▶ [What you have to do]
Your task is to copy each line in the listing that includes the word "this".

▶ [Records provided]

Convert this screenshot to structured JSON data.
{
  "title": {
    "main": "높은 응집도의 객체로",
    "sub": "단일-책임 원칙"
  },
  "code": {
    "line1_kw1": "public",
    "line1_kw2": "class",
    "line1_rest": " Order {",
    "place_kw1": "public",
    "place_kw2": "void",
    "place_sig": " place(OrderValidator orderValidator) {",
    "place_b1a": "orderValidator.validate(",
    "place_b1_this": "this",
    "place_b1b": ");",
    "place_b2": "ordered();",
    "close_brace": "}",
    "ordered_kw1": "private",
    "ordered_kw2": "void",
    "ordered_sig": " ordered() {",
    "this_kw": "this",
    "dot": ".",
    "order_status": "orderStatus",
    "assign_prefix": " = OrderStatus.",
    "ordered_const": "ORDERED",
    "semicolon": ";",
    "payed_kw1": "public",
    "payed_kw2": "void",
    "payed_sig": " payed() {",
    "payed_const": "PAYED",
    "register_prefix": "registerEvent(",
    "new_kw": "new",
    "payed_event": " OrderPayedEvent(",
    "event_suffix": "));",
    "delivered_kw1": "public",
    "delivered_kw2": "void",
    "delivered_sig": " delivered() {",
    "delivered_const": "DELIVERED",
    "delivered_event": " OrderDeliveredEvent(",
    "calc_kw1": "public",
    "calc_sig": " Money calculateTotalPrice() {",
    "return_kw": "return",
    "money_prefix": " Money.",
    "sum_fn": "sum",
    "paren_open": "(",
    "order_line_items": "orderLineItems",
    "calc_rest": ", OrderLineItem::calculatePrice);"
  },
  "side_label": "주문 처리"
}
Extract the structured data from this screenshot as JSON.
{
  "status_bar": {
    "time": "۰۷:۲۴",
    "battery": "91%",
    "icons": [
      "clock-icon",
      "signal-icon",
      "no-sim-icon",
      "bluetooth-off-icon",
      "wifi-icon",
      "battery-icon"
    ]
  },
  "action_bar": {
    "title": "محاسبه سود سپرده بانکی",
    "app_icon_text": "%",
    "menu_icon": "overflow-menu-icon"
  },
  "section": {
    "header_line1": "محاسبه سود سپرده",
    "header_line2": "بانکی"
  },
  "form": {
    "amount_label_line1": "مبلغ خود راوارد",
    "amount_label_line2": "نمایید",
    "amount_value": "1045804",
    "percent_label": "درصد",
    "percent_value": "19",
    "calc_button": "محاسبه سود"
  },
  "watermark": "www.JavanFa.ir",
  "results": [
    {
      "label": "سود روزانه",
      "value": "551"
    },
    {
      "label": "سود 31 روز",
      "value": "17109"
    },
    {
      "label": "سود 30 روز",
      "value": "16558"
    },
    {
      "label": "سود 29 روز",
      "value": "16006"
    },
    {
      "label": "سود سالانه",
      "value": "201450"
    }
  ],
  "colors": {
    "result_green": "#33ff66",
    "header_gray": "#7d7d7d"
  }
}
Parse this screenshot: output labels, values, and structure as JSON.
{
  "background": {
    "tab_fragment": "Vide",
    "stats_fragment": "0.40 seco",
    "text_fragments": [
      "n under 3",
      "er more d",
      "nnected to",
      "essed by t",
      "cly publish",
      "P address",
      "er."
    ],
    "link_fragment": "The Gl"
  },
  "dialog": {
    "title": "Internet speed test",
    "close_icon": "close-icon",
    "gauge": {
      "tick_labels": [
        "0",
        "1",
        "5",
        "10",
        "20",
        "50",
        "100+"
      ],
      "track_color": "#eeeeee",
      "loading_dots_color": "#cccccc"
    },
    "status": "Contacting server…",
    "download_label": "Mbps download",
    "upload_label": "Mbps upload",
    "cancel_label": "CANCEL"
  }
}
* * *
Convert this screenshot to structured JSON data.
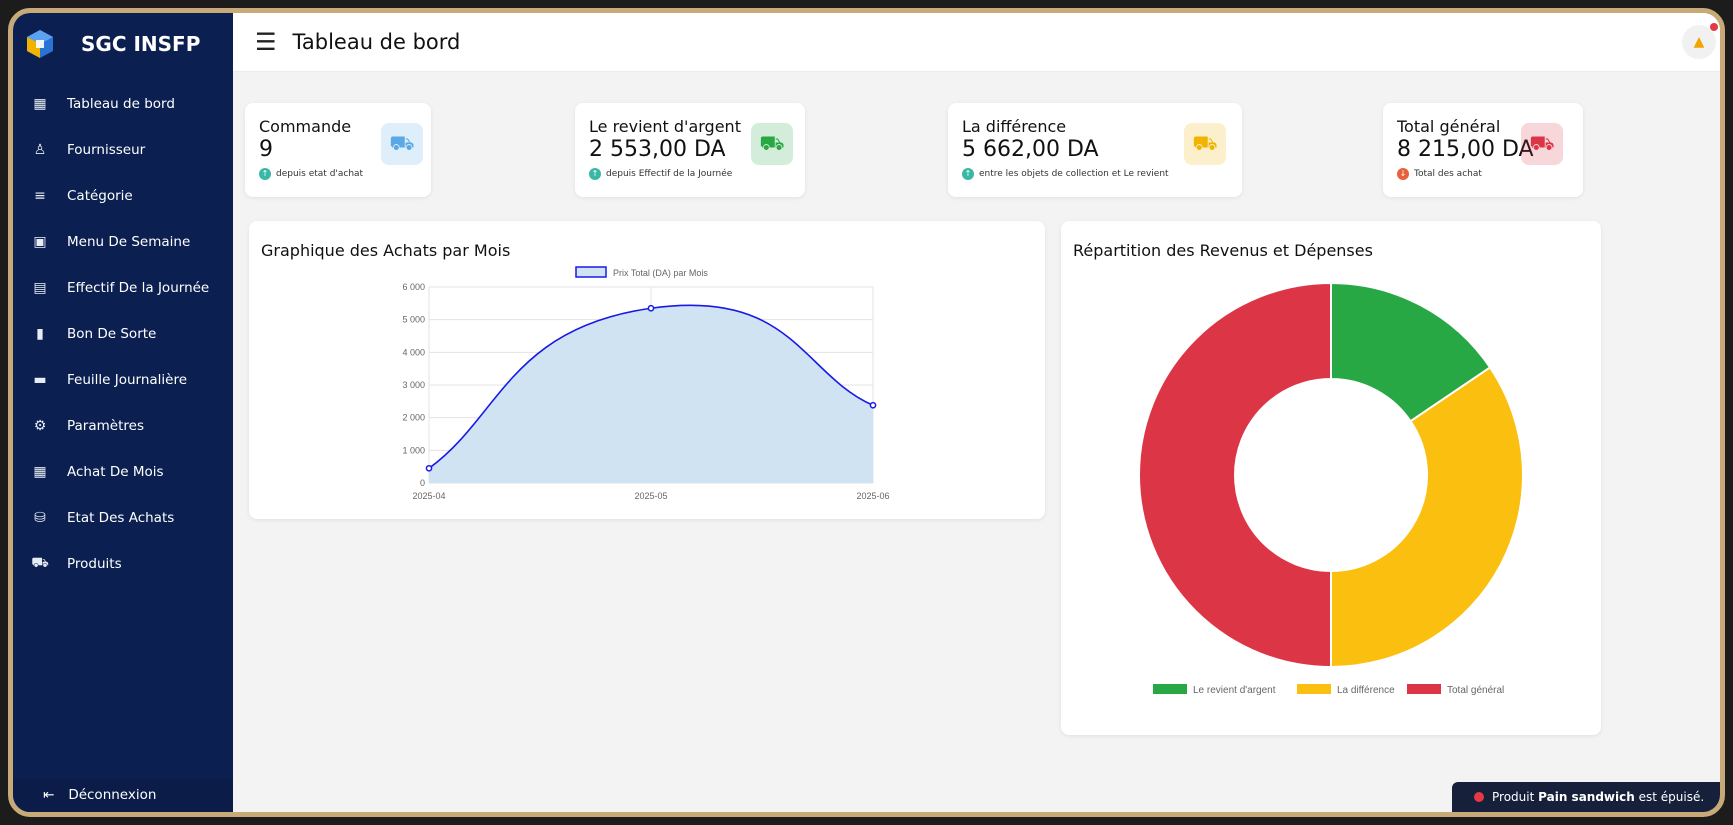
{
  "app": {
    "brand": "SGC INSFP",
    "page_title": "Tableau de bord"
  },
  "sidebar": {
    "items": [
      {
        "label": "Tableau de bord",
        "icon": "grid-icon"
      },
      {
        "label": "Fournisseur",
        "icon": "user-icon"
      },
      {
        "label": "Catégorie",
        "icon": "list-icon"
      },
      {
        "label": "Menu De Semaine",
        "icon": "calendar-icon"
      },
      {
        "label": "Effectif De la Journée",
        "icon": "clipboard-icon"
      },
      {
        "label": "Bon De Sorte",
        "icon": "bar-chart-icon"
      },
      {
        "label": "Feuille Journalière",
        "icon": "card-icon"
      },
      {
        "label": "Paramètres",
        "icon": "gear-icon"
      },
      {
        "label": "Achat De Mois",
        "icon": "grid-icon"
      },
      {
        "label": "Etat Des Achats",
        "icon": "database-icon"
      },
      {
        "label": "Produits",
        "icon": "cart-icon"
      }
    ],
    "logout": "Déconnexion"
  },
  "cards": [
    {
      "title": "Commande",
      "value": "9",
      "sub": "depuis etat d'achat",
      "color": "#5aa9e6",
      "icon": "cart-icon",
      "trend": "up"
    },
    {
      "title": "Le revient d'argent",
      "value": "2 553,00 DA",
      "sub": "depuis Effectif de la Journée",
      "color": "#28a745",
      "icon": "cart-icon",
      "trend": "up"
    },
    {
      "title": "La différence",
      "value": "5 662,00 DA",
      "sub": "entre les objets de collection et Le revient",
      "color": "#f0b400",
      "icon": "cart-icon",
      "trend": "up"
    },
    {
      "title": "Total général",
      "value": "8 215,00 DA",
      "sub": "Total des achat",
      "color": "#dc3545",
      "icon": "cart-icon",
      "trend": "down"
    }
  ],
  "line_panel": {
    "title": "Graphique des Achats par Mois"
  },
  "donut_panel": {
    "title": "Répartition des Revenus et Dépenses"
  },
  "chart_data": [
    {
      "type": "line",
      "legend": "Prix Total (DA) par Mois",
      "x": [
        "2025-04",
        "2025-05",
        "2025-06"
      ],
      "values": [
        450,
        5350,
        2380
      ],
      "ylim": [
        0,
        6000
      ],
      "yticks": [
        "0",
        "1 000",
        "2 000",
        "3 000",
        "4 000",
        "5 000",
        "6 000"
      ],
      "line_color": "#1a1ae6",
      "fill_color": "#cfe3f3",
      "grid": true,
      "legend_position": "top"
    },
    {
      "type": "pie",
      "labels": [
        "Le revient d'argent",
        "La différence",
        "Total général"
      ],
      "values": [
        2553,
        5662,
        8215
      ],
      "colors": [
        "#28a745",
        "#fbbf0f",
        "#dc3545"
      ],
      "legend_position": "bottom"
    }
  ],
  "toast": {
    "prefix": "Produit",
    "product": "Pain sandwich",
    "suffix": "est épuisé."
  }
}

▶ [Written response]
Convert this screenshot to structured JSON data.
    "place_b1_this": "this",
    "this_kw": "this",
Extract the structured data from this screenshot as JSON.
Parse this screenshot: output labels, values, and structure as JSON.
Convert this screenshot to structured JSON data.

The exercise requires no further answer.